This arrangement permits US forces to access dozens of local bases and take control of them during any upgrades it decides to do. And it further provides for the presence of 2,500 US marines in Australia, as well as increasing interoperability between air forces, and with the AUKUS, it also extends to navies.
In a similar manner, Australia now has access to PNG’s naval base on Manus Island.
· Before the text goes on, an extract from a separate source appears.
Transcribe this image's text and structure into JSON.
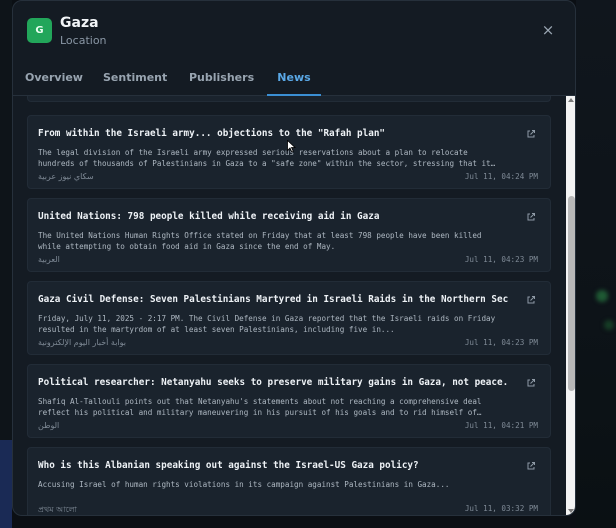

This was established via the 2019 Memorandum of Understanding for the Joint Initiative at Lombrum Naval Base, which aims to redevelop it and increase interoperability between both nations’ defence forces.
“The joint initiative will enhance PNG Defence Force capability to protect its borders and maritime resources through a broad program of mentoring, tailored training, infrastructure development and shared facilities at the PNG defence force base,” said then Australian defence minister Christopher Pyne.
Sengi suggests that secretive MoU implementation arrangements permit aspects of the multimillion-dollar redevelopment to remain hidden even to PNG cabinet ministers, with the obvious question triggered being whether Australia and the US are planning Lombrum to be an AUKUS submarine base.
A key feature of AUKUS is that Australia initially allows the US and UK to establish a joint rotational nuclear-powered submarine force here by 2027, which is prior to our nation then acquiring its own eight nuclear-powered attack-class subs, with all of this being in aid of mounting tensions with China.
OF INCREASING IMPORTANCE
Australian PM Anthony Albanese was over in PNG for a two-day visit in mid-January with the primary aim of releasing a Joint Statement of Commitment to Negotiate a Bilateral Security Treaty with his PNG counterpart James Marape: an agreement that involves increasing interoperability on security.
And ahead of the 24 May Sydney Quad Leaders’ Summit, US president Biden will be dropping in on PNG to sign a defence agreement with that nation, which was finalised a fortnight ago, and he’ll also be meeting with 18 leaders of Pacific Island nations, with regional security likely to be the focus.
The second item on Biden’s PNG agenda is the signing of a Ship Rider Agreement, which will permit the US Coast Guard to patrol PNG waters, whilst also allowing the island nation’s military personnel to join onboard, with the aim of initiating them into the latest technologies.
“A US-China conflict could play out across the whole Pacific, including Melanesia and the Polynesian islands, not just in the Taiwan Strait and South China Sea, which puts PNG and the Solomons firmly in the spotlight,” UNSW Professor David Kilcullen told Reuters last week.
But according to Sengi, the Lombrum base MoU, the Ship Rider Agreement and the pending bilateral security arrangements with both Australia and the United States, all point to a situation whereby his nation has unwittingly been drawn into the noose of US bases tightening around China.
“The issues of command and control, of non-discriminate interoperability and training of naval officers, the parking of Australia’s hypersonic military transport assets and munitions are not particularly transparent,” the PNG journalist warns in his report.
And this lack of clarity, the former foreign affairs public servant maintains, poses issues for all levels of governments, as well as his nation’s peoples, in terms of how this growing interdependency with the AUKUS powers will impact PNG’s “sovereignty and national interest and foreign policy”.
Source: Sydney Criminal Lawyers, 16/05/2023 https://www.sydneycriminallawyers.com.au/…/aukus…/ Author: Paul Gregoire